Entries from a dataset of interfaces

◇ ◇ ◇ ◇ ◇ ◇ ◇

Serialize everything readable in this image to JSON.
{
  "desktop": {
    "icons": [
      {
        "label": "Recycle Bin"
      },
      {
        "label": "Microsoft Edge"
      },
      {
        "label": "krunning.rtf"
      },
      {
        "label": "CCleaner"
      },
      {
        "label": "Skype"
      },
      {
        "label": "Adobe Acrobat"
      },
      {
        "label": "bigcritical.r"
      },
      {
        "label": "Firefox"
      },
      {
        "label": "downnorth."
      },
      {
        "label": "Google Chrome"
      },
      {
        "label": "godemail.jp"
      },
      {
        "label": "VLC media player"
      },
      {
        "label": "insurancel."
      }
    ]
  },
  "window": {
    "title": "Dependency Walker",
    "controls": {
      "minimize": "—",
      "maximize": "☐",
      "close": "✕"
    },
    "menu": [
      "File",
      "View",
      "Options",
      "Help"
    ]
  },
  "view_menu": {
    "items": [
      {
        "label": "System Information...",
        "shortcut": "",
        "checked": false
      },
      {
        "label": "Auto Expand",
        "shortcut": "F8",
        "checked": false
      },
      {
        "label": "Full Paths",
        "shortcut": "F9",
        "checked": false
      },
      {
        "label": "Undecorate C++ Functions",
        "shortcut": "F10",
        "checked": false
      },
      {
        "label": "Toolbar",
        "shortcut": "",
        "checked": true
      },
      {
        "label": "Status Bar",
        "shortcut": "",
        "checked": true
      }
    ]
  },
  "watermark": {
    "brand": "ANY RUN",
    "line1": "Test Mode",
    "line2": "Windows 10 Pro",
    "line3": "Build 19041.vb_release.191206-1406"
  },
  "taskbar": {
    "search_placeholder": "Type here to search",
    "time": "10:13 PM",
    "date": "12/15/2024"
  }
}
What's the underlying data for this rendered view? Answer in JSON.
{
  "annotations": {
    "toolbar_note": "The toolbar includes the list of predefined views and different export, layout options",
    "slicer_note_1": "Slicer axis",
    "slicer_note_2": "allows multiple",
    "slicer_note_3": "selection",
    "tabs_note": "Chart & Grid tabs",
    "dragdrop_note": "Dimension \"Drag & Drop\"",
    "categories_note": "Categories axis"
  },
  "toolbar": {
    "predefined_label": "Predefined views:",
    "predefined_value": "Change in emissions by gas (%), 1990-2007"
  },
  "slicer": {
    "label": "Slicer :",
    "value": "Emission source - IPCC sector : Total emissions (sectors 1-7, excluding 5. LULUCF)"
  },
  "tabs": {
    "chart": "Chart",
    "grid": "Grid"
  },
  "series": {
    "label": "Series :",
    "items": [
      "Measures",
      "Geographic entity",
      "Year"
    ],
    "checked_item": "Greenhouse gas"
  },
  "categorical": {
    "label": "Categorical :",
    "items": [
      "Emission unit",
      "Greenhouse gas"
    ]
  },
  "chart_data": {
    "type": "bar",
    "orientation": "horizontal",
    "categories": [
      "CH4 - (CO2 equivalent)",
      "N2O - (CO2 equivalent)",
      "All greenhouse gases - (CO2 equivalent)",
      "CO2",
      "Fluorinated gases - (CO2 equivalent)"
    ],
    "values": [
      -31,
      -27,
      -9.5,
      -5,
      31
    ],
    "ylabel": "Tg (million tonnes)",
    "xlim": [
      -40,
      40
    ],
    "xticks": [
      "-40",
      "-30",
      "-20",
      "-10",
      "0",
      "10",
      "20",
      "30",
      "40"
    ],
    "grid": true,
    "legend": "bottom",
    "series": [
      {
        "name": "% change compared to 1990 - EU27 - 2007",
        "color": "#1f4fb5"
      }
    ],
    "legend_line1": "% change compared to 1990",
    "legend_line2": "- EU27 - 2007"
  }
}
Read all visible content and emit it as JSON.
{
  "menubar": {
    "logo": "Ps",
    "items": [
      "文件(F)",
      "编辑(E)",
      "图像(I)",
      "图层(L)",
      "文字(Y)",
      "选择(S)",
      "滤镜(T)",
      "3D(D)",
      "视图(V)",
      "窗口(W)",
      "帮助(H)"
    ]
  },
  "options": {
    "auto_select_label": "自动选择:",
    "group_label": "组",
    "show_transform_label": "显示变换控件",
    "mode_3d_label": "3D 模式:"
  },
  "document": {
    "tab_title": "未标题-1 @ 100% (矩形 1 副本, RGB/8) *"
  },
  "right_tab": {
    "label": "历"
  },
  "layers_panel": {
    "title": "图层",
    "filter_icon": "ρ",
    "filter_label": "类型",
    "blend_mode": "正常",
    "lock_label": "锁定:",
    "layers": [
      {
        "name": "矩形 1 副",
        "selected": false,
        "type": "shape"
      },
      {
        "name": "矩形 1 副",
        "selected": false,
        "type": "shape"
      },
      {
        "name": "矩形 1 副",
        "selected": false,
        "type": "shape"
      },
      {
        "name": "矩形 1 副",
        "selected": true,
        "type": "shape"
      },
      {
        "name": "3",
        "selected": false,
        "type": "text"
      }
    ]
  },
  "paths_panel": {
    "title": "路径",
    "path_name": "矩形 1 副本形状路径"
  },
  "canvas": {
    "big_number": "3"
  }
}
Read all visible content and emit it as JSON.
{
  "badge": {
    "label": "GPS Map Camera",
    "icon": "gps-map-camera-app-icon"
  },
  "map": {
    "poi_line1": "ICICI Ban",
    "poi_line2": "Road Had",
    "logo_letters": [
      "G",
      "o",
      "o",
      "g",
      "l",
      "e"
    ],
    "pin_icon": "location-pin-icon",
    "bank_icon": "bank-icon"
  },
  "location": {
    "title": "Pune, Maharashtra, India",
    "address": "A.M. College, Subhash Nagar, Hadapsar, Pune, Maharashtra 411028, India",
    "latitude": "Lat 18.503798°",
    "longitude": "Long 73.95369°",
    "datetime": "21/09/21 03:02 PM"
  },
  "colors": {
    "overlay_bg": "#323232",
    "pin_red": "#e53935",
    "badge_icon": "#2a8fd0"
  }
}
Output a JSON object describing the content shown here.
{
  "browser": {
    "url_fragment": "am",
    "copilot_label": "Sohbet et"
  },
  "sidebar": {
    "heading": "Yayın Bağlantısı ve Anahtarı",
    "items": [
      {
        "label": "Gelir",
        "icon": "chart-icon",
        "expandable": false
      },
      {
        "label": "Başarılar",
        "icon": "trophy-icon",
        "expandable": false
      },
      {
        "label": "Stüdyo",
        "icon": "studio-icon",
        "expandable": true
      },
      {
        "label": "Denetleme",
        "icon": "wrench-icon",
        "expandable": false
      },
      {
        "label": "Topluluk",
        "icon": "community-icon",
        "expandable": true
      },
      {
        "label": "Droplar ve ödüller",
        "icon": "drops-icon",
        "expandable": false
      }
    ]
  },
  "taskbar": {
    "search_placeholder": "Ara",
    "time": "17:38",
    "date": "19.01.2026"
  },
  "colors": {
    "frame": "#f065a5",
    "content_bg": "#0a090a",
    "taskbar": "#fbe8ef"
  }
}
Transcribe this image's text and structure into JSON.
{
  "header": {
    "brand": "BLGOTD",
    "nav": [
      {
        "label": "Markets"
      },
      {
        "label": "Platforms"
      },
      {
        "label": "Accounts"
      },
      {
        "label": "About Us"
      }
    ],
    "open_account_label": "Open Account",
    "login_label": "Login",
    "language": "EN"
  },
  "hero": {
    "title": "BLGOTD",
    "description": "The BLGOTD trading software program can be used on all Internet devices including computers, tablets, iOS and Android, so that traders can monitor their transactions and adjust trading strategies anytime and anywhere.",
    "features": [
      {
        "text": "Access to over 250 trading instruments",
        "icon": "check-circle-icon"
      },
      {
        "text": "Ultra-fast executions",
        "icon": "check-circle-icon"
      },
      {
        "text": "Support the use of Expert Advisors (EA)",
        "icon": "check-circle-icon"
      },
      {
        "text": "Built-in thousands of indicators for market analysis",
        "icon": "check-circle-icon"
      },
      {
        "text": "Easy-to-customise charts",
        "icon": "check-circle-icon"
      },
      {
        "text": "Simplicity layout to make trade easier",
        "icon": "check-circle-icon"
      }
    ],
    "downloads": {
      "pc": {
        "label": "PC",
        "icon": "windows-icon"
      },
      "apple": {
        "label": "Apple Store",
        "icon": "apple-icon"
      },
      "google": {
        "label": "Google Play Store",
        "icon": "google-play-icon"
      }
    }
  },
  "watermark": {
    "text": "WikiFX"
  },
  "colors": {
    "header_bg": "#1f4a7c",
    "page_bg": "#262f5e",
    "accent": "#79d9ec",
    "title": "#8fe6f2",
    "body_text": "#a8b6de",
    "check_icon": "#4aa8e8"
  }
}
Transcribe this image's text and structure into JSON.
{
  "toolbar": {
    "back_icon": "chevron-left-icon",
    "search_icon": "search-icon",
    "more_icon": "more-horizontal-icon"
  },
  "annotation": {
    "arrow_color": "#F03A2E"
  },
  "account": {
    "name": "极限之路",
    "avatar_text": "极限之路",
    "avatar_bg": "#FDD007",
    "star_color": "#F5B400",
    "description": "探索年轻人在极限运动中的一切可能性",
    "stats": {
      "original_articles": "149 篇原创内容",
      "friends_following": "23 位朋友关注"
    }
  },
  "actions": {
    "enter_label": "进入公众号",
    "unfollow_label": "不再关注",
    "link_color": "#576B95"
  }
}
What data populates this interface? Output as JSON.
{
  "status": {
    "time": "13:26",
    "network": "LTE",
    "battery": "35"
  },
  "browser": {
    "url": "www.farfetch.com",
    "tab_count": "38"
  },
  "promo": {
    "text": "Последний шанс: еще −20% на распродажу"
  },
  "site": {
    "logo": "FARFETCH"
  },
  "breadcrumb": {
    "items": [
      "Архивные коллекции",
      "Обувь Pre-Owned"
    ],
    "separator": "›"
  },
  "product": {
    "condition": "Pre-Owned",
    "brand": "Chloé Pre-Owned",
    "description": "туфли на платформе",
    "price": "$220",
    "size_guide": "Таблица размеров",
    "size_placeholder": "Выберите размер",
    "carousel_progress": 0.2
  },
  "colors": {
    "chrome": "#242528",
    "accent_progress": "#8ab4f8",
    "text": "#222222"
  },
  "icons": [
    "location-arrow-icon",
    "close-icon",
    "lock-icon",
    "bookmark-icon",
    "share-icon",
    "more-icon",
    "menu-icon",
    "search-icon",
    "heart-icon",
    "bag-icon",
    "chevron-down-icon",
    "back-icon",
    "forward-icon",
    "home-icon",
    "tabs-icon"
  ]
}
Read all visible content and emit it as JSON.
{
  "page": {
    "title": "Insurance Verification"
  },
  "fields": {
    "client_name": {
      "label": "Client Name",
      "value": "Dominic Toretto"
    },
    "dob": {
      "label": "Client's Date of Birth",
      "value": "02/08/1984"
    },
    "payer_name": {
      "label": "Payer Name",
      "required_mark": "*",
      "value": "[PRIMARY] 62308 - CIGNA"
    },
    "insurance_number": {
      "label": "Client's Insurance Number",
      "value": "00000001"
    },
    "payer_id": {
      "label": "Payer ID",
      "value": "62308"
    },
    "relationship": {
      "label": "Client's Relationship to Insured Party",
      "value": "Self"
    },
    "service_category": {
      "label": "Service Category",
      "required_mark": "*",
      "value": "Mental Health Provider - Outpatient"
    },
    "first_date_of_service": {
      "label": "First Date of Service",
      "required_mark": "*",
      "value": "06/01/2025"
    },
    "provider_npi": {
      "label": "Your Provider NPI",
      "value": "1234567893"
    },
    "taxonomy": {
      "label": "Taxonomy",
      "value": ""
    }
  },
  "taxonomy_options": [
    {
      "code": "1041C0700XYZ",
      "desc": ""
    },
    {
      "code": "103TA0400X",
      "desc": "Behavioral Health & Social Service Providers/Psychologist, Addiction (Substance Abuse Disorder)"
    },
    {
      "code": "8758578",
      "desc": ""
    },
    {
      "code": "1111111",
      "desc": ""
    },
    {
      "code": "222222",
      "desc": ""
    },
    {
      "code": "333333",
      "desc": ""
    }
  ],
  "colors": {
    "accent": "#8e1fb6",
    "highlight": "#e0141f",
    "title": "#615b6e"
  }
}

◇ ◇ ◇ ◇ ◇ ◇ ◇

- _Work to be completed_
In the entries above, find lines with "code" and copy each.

- _The completed task_
      "code": "1041C0700XYZ",
      "code": "103TA0400X",
      "code": "8758578",
      "code": "1111111",
      "code": "222222",
      "code": "333333",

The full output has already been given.